Water is the source of life and the link that binds all living beings on this planet. It is connected directly to all our United Nations goals: improved maternal and child health and life expectancy, women’s empowerment, food security, sustainable development and climate change adaptation and mitigation. Recognition of these links led to the declaration of 2005-2015 as the International Decade for Action “Water for Life.”
Our indispensable water resources have proven themselves to be greatly resilient, but they are increasingly vulnerable and threatened. Our growing population’s need for water for food, raw materials and energy is increasingly competing with nature’s own demands for water to sustain already imperiled ecosystems and the services on which we depend. Day after day, we pour millions of tons of untreated sewage and industrial and agricultural wastes into the world’s water systems. Clean water has become scarce and will become even scarcer with the onset of climate change. And the poor continue to suffer first and most from pollution, water shortages and the lack of adequate sanitation.
The theme of this year’s World Water Day, “Clean Water for a Healthy World,” emphasizes that both the quality and the quantity of water resources are at risk. More people die from unsafe water than from all forms of violence, including war. These deaths are an affront to our common humanity, and undermine the efforts of many countries to achieve their development potential.
The world has the know-how to solve these challenges and become better stewards of our water resources. Water is central to all our development goals. As we mark the mid-point of the International Decade for Action, and look forward to this year’s MDG Summit, let us protect and sustainably manage our waters for the poor, the vulnerable and for all life on Earth.

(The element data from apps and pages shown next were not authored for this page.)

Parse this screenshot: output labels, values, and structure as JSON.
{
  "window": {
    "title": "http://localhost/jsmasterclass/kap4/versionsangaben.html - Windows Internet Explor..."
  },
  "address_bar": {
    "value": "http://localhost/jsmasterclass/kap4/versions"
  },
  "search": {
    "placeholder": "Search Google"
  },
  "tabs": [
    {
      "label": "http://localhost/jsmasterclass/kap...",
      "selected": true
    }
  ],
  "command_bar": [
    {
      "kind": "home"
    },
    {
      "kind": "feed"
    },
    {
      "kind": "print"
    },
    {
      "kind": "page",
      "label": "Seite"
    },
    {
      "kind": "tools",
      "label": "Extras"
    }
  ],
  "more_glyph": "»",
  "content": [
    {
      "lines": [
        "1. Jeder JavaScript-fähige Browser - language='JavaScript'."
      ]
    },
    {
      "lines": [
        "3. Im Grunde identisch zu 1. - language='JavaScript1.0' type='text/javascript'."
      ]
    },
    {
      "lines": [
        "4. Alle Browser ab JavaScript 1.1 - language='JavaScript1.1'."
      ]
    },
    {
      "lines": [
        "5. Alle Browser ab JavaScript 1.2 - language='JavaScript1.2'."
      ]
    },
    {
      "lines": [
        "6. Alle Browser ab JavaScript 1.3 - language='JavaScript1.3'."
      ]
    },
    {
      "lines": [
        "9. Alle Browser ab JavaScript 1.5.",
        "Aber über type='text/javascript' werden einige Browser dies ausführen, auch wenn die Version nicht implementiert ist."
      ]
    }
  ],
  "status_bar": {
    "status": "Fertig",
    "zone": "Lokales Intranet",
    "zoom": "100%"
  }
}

Ban Ki-moon is the Secretary-General of the United Nations. This article is republished courtesy of the United Nations.